“It’s an opportunity for International to really expand its presence in the Class 3-5 midrange market,” Chris Brady, president of Commercial Motor Vehicle Consulting (CMVC), told FleetOwner.
“International doesn’t have a strong presence in that area and there’s much more growth going on there compared to the Class 6-7 segment,” he said. “Another good thing is that GM recently redesigned its product, so International is not getting something old it must update quickly – it has time to work with it.”
“In general, this is not a bad deal at all,” Eric Starks, president of equipment market analytical firm FTR Associates, told FleetOwner. “It’s a really good way for GM to stop building medium-duty trucks without letting that business fall off the face of the earth. This way, they are taking care of their customer base.”
The sale, valued by Bear Stearns analysts at $500 million, comes at a critical time for GM. According to the Detroit Free Press, the automaker sold more than $21 billion in assets over the past three years, posting net losses of $50 billion, including a $39 billion charge in the third quarter alone of this year to cover tax accounting changes. In August, GM sold Allison Transmission to buyout firms Carlyle Group and Onex Corp. for $5.6 billion.
“They might as well monetize one more non-strategic asset to fund the turnaround,” Pete Hastings, a fixed-income analyst at Morgan Keegan & Co., told the Detroit Free Press. “GM doesn’t have a liquidity problem, but adding more coins to the coffers is never a bad thing.”
“This will enable GM to allocate more resources on its core: cars and light trucks,” noted auto analyst C. Leonard Bauer, formerly of Prudential. “I like the sale to Navistar in that it gets GM out of a space that did not represent a big gainer. GM has seen the future, and for them it's not in manufacturing mid-size trucks.”
According to industry estimates, the deal should add $1.5 billion or more to International’s top line revenues. It should fit well with its growth strategy, leveraging GM’s and International’s medium-duty product lines to gain scale and improving International’s manufacturing cost structures.
“This may really help them with their cost structure, but the biggest thing for International is that it solidifies them as the mid-range leader,” FTR’s Starks said. “They’ve always been a key player – now they are the big boys on the block.”
One expected casualty of this deal is International’s relationship with Ford Motor Co., already on the rocks over several issues. Though the two have been involved in joint venture to build Class 3-5 cabover trucks since 2001, they’ve been at loggerheads over diesel engines. International, the exclusive diesel engine supplier for Ford’s heavy-duty pickups since 1979, stopped production of its 6.4 liter PowerStroke back in February in a pricing dispute with Ford and only restarted making them under a court order. The issue isn’t minor, as 40% of the 796,039 F-Series trucks Ford sold in 2006 were equipped with International-brand diesel engines.
“Ford’s bread and butter in the commercial market is Class 3-5, and now International will be going head-to-head with them,” CMVC’s Brady said. “In my opinion, there’s a lot of animosity between them, and my gut tells me Ford may opt out of their diesel engine contract when it comes up for renewal.”

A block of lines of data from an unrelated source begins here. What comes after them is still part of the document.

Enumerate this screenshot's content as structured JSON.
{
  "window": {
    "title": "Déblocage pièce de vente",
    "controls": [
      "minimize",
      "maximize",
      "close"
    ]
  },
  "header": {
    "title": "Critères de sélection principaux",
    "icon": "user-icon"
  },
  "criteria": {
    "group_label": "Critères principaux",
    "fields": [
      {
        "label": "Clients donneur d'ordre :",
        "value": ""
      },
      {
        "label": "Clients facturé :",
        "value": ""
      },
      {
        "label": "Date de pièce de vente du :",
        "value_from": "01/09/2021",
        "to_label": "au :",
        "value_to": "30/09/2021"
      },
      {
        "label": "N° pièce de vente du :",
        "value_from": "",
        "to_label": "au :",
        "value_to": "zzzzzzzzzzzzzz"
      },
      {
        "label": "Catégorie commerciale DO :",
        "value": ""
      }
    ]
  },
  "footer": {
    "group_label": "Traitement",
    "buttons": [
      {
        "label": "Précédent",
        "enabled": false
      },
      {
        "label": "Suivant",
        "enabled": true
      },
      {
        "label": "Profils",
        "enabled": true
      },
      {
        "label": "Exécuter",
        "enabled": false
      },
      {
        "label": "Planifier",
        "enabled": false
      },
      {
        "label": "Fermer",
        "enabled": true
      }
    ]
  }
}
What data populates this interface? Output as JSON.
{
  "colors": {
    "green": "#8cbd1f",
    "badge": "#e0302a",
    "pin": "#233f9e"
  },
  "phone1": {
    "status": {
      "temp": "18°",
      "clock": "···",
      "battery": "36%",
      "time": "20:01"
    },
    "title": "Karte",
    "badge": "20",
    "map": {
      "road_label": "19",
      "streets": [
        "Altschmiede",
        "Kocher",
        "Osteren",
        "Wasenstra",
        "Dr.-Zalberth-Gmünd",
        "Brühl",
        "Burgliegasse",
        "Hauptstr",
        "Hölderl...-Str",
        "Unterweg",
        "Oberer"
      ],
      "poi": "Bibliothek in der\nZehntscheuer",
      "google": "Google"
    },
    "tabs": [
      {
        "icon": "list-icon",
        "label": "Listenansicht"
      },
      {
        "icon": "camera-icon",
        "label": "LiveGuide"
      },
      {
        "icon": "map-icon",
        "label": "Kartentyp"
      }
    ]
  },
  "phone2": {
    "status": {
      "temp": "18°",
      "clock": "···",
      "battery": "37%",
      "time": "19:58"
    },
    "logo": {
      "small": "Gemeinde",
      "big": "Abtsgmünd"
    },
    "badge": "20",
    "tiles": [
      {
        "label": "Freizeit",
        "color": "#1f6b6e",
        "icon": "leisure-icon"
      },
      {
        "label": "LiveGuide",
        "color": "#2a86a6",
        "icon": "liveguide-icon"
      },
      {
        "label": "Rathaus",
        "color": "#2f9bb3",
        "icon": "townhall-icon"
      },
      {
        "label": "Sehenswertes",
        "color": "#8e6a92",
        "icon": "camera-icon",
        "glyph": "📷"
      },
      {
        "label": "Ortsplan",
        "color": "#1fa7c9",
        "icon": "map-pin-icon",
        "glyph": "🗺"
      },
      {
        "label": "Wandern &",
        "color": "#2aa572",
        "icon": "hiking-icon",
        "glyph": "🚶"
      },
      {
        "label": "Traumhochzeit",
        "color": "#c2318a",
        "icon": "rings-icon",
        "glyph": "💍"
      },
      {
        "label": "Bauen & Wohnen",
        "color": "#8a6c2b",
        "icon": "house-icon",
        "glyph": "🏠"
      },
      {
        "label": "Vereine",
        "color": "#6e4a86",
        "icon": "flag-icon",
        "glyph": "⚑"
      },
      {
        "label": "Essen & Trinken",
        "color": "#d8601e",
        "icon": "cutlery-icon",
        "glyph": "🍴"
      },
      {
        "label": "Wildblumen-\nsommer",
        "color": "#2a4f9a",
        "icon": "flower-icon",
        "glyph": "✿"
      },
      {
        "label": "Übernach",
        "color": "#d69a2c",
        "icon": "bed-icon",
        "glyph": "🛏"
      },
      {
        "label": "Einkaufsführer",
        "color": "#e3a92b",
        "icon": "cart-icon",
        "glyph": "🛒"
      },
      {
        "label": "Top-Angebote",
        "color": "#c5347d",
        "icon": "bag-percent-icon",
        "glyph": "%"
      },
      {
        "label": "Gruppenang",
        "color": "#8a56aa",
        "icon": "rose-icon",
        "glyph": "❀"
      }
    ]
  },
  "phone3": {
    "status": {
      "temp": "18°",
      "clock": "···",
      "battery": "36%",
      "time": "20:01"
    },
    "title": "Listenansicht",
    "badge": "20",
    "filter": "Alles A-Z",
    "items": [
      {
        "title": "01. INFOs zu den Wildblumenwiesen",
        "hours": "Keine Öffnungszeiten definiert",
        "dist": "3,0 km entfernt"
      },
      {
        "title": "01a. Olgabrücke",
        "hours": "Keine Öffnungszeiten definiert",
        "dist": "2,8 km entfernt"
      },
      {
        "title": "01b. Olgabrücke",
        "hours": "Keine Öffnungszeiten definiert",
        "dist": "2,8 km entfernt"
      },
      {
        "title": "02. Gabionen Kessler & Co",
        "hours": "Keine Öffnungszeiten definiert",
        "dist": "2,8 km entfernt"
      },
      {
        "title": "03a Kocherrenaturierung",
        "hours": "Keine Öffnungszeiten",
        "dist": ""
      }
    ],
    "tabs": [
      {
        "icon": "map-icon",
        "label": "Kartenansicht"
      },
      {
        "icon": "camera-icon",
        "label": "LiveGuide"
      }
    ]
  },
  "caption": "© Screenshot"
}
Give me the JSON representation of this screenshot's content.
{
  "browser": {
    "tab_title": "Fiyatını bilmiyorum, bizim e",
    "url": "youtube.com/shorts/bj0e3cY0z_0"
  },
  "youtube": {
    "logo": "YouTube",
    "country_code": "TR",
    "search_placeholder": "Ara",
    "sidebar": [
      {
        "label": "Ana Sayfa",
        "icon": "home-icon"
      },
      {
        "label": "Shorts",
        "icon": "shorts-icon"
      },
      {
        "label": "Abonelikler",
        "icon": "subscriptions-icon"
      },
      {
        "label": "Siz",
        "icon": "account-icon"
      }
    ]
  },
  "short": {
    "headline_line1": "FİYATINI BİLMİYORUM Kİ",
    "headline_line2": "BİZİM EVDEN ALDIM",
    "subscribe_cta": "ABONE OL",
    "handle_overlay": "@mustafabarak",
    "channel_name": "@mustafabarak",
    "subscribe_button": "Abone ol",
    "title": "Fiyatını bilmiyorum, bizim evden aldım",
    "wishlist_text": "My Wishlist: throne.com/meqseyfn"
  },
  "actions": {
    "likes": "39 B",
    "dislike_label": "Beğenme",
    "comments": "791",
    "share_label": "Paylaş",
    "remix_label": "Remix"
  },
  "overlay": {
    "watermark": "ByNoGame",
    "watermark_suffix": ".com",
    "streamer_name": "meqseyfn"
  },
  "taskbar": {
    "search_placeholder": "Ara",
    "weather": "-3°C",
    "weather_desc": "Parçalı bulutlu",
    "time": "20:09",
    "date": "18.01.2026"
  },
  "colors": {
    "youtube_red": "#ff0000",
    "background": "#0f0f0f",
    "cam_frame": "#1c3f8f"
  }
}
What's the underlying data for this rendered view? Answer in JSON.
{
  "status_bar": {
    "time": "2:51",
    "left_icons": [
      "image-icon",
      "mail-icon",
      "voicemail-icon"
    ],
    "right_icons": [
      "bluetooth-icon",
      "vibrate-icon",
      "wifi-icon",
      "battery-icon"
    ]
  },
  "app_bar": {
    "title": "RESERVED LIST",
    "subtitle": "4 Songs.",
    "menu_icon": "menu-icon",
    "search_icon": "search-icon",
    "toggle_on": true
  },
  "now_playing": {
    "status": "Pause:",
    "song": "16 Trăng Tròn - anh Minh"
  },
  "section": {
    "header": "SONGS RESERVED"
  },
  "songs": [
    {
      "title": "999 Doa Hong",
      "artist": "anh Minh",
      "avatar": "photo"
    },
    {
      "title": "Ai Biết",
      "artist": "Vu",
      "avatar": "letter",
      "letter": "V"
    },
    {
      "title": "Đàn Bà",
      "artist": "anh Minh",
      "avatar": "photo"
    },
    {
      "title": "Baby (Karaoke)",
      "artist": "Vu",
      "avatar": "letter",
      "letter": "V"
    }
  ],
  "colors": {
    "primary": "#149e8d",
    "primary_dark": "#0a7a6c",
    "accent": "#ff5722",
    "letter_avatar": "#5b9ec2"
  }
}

But Brady stresses that International didn’t buy GM’s medium-duty business just to support its mid-range diesel engine sales. “They are looking at that Class 3-5 market and are seeing a lot of growth, especially over the last 10 years, compared to their relatively more mature Class 6-7 segment, which is growing maybe between 3% and 4% a year. They see this as an opportunity to get into that Class 3-5 segment with a competitive product relatively inexpensively. It’s a no-brainer for them.”